Quick pop quiz. What is the toughest creature on Earth?
A great white shark? A mountain gorilla? An African elephant?
Nice try, but you're not even close. Have you ever heard of the tardigrade?
Also known as water bears, these microscopic muchachos are less than 1 mm (0.03 in.) long and have eight legs. And according to new research from Oxford and Harvard Universities, they are the creature mostly likely to survive any disaster the universe could throw at the planet.
That little guy? No way!
We know what some of you are thinking. How could that creature be the toughest around? I could squish it in between my fingers!
You could try. But tardigrades can survive intense, crushing pressure and keep on trucking.
I'd leave it in the desert with no food or water!
So mean... and wrong again. Not only can the tardigrade beat the heat with ease, it can live for decades (that's many tens of years) without both food or water.
Really? Okay, uh, then I'd...
Whoa, whoa, hold on there. It's time to face the truth. The tardigrade is something else. Just look at some of the other things that water bears can survive...
- Being frozen solid
- Being boiled in water
- Exposure to radiation 100 times stronger than a lethal dose to humans
- Being in the vacuum of outer space without air
In fact, outside of being burned in fire, scientists have not been able to find much of anything that can kill a water bear.
Not so fragile after all, right?
Slow steps to long life
We don't blame you for feeling amazed. Even though we've known about tardigrades (meaning "slowstepper" in Italian) since the late 1700s, it was only recently that we really got a clue about how amazing these animals actually were. They are capable of living anywhere on Earth and have about 1100 different recorded species.

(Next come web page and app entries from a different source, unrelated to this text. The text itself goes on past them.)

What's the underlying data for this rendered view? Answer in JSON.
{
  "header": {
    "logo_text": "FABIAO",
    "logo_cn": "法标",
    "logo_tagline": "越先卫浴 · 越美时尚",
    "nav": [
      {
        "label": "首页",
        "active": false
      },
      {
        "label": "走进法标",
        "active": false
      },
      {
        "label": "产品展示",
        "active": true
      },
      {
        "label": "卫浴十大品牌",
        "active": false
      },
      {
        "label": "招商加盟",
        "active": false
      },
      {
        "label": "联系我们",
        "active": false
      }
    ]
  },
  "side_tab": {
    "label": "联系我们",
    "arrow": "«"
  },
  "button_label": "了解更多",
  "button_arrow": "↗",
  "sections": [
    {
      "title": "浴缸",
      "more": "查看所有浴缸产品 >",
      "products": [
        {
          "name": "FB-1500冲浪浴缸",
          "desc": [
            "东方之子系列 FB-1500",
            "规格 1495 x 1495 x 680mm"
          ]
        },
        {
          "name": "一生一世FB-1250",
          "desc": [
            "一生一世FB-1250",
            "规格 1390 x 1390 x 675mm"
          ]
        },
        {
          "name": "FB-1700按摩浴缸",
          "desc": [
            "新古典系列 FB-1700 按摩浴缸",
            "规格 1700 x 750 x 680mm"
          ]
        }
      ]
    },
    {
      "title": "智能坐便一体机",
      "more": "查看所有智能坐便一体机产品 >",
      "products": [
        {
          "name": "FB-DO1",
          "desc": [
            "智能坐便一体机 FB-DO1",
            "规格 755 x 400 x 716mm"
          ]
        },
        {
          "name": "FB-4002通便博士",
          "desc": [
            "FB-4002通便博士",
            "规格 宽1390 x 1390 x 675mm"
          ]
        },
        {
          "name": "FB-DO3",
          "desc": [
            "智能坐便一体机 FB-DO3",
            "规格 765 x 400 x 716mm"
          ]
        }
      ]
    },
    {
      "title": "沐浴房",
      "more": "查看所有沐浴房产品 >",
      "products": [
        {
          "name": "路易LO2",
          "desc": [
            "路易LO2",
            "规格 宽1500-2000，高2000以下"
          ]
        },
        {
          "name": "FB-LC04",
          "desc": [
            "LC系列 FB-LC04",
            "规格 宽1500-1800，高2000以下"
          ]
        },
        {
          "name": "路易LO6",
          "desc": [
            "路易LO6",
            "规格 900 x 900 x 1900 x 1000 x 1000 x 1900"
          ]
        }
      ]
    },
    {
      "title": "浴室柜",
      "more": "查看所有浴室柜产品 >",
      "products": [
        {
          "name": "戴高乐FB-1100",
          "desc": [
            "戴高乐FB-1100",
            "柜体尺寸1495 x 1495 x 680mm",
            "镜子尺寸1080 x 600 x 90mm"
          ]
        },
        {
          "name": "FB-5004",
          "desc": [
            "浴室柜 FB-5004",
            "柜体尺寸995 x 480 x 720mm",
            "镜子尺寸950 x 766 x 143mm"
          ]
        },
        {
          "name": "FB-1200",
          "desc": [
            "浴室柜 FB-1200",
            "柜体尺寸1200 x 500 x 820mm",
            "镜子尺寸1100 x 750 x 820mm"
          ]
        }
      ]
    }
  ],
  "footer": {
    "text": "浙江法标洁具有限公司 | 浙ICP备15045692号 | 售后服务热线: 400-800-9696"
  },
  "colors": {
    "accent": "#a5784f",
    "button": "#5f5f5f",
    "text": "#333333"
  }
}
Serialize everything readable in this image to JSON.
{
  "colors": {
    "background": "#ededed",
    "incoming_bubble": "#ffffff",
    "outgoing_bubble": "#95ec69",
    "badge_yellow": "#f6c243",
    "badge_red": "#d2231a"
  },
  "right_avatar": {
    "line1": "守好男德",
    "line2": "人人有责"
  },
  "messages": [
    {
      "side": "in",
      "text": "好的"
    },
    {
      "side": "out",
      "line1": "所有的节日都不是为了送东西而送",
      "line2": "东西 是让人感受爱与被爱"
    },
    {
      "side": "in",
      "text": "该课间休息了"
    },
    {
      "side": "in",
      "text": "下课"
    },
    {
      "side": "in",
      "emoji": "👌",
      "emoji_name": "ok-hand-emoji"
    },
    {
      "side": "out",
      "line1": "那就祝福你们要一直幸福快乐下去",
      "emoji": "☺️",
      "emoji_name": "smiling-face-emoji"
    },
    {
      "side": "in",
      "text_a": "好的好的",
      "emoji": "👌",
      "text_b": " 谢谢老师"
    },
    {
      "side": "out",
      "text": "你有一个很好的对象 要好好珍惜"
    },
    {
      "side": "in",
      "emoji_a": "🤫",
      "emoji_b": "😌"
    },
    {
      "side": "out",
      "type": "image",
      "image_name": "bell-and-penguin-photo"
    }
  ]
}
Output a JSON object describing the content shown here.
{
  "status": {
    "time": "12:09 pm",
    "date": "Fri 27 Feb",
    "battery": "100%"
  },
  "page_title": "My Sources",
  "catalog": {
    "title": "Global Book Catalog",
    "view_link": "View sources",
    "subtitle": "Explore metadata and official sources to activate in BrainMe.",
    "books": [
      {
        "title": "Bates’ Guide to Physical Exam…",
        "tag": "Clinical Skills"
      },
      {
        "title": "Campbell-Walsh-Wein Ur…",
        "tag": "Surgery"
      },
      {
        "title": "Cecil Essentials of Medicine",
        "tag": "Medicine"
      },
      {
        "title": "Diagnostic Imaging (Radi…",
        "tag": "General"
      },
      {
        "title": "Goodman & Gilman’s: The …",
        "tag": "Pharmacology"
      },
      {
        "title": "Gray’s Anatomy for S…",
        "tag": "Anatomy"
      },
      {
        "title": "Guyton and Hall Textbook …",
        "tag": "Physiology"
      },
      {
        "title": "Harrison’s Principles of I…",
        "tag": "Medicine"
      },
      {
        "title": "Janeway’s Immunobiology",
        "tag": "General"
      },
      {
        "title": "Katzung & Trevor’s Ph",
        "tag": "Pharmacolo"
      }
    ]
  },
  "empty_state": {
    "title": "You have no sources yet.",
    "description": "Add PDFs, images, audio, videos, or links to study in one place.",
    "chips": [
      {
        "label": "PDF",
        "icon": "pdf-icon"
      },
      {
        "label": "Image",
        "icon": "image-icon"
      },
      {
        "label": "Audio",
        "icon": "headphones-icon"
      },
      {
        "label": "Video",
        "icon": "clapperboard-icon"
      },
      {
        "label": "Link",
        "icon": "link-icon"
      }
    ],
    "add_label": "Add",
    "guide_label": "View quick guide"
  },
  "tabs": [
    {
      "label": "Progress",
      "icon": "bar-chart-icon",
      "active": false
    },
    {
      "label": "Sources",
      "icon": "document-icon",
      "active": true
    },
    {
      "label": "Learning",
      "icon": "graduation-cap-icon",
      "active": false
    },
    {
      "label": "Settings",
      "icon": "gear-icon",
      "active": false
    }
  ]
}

Now this newest research suggests that whether it's a nearby supernova, gamma rays, or an asteroid hitting the Earth, the tardigrade will live on. Even the death of our Sun wouldn't trouble the water bear. (Yes, you read that correctly. Tardigrades will outlive the Sun.)
How tough is life really?
The real reason for this Oxford/Harvard study was to investigate what life can live through. Not for the sake of life on Earth, but to better understand what to look for in outer space.
According to a statement from David Sloan, one of the researchers at Oxford, "Our study instead considered the hardiest species [of animal]—the tardigrade. As we are now entering a stage of astronomy where we have seen exoplanets [planets outside our solar system] and are hoping to soon...[be] looking for signatures of life, we should try to see just how fragile this hardiest life is."
In other words, to better understand everywhere that life can exist in the universe, we need to look at Earth's greatest survivor. The water bear. And their conclusion?
"To our surprise," Sloan says, "we found that although nearby supernovas or large asteroid impacts would be catastrophic for people, tardigrades could be unaffected. Therefore, it seems that life, once it gets going, is hard to wipe out entirely."
For more on the survival powers of this remarkable creature, watch this video. Who's tough now, huh? That's right.